Question: How will we know when the 16th day is?
Answer: CloudSat's sun-synchronous orbit has the unique property that it repeats its groundtrack every 16-days. This means that after exactly 233 revolutions CloudSat will cross the equator at exactly the same geographic longitude as it did 16-days before. And after crossing the equator, it moves over the same identical groundtrack as it did before. Orbits with repeat groundtracks are useful in that once they are established the revisit the same geographic coordinates time after time.
Question: How long is the fly over time and is it always the same time?
Answer: The maximum overflight time at a ground station, meaning CloudSat flies directly through the zenith at the ground station, is approximately 15 minutes. As CloudSat elevation angle becomes less and less, the overflight time also becomes less and less.
Question: How much does the mission cost?
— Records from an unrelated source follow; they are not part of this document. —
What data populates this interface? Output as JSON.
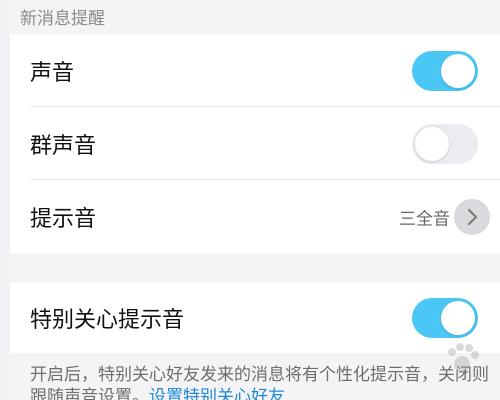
{
  "section_header": "新消息提醒",
  "rows": {
    "sound": {
      "label": "声音",
      "toggle": "on"
    },
    "group_sound": {
      "label": "群声音",
      "toggle": "off"
    },
    "alert_tone": {
      "label": "提示音",
      "value": "三全音"
    },
    "special_care": {
      "label": "特别关心提示音",
      "toggle": "on"
    }
  },
  "footer": {
    "text": "开启后，特别关心好友发来的消息将有个性化提示音，关闭则跟随声音设置。",
    "link": "设置特别关心好友"
  },
  "colors": {
    "toggle_on": "#4bc7f6",
    "toggle_off": "#ebebf1",
    "link": "#1e88d6"
  },
  "icons": [
    "chevron-right-icon",
    "paw-watermark-icon"
  ]
}
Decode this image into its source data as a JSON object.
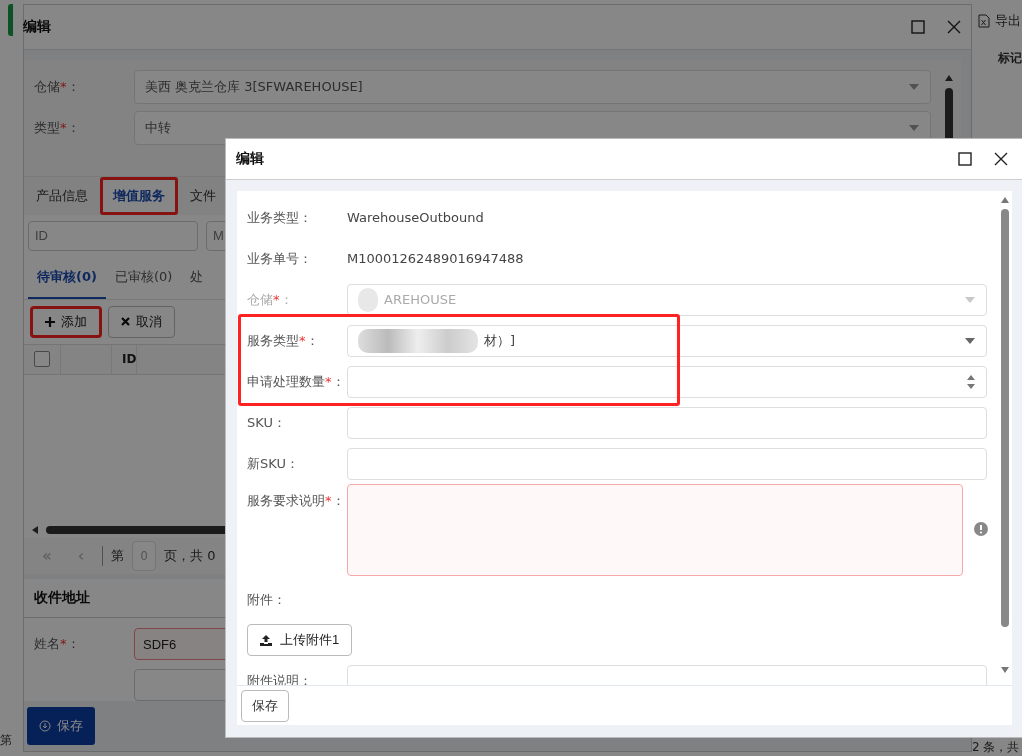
{
  "background_page": {
    "export_button": "导出",
    "column_header": "标记",
    "pager_left": "第",
    "pager_right": "2 条，共"
  },
  "back_window": {
    "title": "编辑",
    "fields": [
      {
        "label": "仓储",
        "required_mark": "*",
        "colon": "：",
        "value": "美西 奥克兰仓库 3[SFWAREHOUSE]"
      },
      {
        "label": "类型",
        "required_mark": "*",
        "colon": "：",
        "value": "中转"
      }
    ],
    "tabs": [
      {
        "label": "产品信息",
        "selected": false,
        "highlighted": false
      },
      {
        "label": "增值服务",
        "selected": true,
        "highlighted": true
      },
      {
        "label": "文件",
        "selected": false,
        "highlighted": false
      }
    ],
    "filters": [
      {
        "placeholder": "ID"
      },
      {
        "placeholder": "M"
      }
    ],
    "subtabs": [
      {
        "label": "待审核(0)",
        "selected": true
      },
      {
        "label": "已审核(0)",
        "selected": false
      },
      {
        "label": "处",
        "selected": false
      }
    ],
    "buttons": [
      {
        "label": "添加",
        "highlighted": true
      },
      {
        "label": "取消",
        "highlighted": false
      }
    ],
    "table": {
      "columns": [
        "ID"
      ],
      "select_all_checked": false
    },
    "pager": {
      "first": "«",
      "previous": "‹",
      "page_label": "第",
      "page": "0",
      "total": "页，共 0"
    },
    "address": {
      "title": "收件地址",
      "fields": [
        {
          "label": "姓名",
          "required_mark": "*",
          "colon": "：",
          "value": "SDF6",
          "invalid": true
        }
      ]
    },
    "save_button": "保存"
  },
  "dialog": {
    "title": "编辑",
    "rows": [
      {
        "kind": "text",
        "label": "业务类型：",
        "value": "WarehouseOutbound"
      },
      {
        "kind": "text",
        "label": "业务单号：",
        "value": "M10001262489016947488"
      },
      {
        "kind": "select",
        "label": "仓储",
        "required_mark": "*",
        "colon": "：",
        "disabled": true,
        "value": "AREHOUSE",
        "redacted": true
      },
      {
        "kind": "select",
        "label": "服务类型",
        "required_mark": "*",
        "colon": "：",
        "disabled": false,
        "value": "材）]",
        "redacted": true,
        "highlighted": true
      },
      {
        "kind": "number",
        "label": "申请处理数量",
        "required_mark": "*",
        "colon": "：",
        "highlighted": true
      },
      {
        "kind": "input",
        "label": "SKU："
      },
      {
        "kind": "input",
        "label": "新SKU："
      },
      {
        "kind": "textarea",
        "label": "服务要求说明",
        "required_mark": "*",
        "colon": "：",
        "invalid": true
      },
      {
        "kind": "label",
        "label": "附件："
      },
      {
        "kind": "upload",
        "label": "上传附件1"
      },
      {
        "kind": "input",
        "label": "附件说明："
      }
    ],
    "save_button": "保存"
  }
}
Answer: Space missions, like CloudSat, usually involve large numbers of people working in many locations: At JPL in California around 40-50 people are working on CloudSat; a similar number are building the spacecraft at Ball Aerospace in Colorado; the Science Team involves more than 40 scientists, including those involved through the Department of Energy's Atmospheric Radiation Measurements Program; on the order of a dozen or so additional people are working on the ground operations system at Kirtland Air Force Base in New Mexico; at Colorado State University there are around 5 people working on the data processing system; in Canada, and there are two industry contractors finishing work on parts of the cloud radar. Missions like this can cost many millions of dollars, but they employ hundreds of people working for many years to make the mission happen.